thighs "must have supported the heavy body in a manner like that of the large pachyderms," and states that the animal stood higher on its legs than any existing saurian, and was terrestrial in its habits. Dr. Mantell was of the opinion that the iguanodon had a nasal integumental horn. We reproduce in Fig. 3 a picture of the reptile restored, according to the ideas prevailing among geologists ten years ago, in contrast with a view of the actual skeleton set up in the museum at Brussels, as an illustration of the danger of making too hasty generalizations from too few or too imperfectly understood data.

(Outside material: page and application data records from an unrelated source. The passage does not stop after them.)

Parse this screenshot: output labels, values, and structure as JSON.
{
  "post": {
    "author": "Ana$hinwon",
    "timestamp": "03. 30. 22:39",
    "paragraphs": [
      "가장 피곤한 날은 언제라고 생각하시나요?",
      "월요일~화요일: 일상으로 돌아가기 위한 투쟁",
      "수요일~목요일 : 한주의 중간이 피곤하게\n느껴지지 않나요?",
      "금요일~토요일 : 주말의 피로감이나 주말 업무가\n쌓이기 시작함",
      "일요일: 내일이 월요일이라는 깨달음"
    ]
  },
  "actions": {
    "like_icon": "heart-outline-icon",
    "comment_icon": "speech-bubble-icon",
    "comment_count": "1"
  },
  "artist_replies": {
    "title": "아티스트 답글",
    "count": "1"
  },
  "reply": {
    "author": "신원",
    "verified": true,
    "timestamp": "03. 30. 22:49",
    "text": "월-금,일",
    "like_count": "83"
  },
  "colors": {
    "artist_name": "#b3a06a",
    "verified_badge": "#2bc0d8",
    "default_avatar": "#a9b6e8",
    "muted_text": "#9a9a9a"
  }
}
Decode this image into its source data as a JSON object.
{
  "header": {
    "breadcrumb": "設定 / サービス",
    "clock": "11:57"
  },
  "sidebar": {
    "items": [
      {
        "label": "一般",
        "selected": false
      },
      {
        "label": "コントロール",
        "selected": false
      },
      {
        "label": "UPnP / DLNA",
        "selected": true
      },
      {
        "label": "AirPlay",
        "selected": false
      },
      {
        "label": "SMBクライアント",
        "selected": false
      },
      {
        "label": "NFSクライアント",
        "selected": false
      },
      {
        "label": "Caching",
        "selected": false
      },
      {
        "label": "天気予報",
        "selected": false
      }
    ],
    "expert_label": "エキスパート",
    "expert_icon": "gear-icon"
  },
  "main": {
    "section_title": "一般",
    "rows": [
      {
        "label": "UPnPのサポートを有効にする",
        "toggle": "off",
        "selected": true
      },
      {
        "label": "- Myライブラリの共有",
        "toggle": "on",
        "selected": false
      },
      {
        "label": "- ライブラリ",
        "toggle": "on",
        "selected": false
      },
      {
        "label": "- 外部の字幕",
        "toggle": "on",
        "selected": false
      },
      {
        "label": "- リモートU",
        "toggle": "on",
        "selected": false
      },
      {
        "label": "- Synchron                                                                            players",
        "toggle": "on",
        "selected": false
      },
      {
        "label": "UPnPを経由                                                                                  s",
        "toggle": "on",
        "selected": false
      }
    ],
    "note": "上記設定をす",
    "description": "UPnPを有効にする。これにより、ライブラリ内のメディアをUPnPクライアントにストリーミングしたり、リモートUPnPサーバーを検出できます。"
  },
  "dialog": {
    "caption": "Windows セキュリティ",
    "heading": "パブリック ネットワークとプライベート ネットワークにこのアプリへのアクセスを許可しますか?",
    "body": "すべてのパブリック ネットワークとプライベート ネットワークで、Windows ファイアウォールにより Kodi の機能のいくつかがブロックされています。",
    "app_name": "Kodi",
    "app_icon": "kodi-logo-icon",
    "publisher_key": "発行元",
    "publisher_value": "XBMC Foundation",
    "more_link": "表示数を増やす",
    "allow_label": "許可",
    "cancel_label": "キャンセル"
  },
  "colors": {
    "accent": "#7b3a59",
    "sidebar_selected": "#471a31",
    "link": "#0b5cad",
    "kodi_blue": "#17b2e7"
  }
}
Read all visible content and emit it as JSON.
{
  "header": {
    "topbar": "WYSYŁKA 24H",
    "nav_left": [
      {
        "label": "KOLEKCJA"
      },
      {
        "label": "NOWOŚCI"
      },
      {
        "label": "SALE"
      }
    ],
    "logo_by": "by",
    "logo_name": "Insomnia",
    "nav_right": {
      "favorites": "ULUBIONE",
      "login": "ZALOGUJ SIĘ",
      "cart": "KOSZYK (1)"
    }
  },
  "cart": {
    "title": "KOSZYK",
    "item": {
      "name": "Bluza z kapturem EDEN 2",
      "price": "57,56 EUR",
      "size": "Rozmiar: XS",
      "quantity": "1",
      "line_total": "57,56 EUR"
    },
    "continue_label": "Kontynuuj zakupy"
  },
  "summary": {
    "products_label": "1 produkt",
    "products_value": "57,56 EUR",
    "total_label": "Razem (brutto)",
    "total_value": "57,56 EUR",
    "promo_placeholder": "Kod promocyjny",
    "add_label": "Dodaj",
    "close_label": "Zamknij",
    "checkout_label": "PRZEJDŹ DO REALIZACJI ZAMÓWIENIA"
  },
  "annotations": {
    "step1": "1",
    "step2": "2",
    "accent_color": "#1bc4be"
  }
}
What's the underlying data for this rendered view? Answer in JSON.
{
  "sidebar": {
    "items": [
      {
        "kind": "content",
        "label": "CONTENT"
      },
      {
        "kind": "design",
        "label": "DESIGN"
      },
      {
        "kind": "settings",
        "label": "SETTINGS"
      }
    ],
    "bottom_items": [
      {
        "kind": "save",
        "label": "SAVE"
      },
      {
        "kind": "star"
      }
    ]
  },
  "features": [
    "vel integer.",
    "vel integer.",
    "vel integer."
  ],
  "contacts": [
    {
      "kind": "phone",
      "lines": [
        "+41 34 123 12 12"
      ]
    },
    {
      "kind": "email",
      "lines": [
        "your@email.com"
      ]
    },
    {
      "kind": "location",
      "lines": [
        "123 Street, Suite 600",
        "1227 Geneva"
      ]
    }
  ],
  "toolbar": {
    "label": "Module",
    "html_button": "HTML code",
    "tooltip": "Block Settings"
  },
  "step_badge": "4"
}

A new and very considerable deposit of remains of iguanodons, from one of the nearly complete skeletons of which the present reconstruction of the animal has been made, was discovered in 1878 at the coal-mines of Bernissart, between Mons and Tournay, in Belgium, close to the French frontier. They occur there, like the English fossils, in the Wealden or lower cretaceous strata, or morts-terrains (dead layers), as the workmen call them, that overlie the coal-beds, and which have to be penetrated for about twelve hundred feet before the coal is reached. The discovery was made by M. Fages, director-general of the Bernissart Mining Company, and specimens of the bones were sent to Professor P. J. Van Beneden, who identified them as belonging to the iguanodon. The task of removing the fossils was attended with much difficulty, for they were charged with iron pyrites, the decomposition of which caused them to crumble as soon as they were exposed to the air. It was undertaken and accomplished successfully by M. Depauw, superintendent of the workshops of the museum at Brussels. He adopted the habits of the miners, and spent three years in the excavations, personally superintending the removal of every specimen. By subjecting them to a gelatine-bath and enveloping every piece, previous to removal, with a casing of plaster, he got them all out whole. The remains were then again examined by Pro-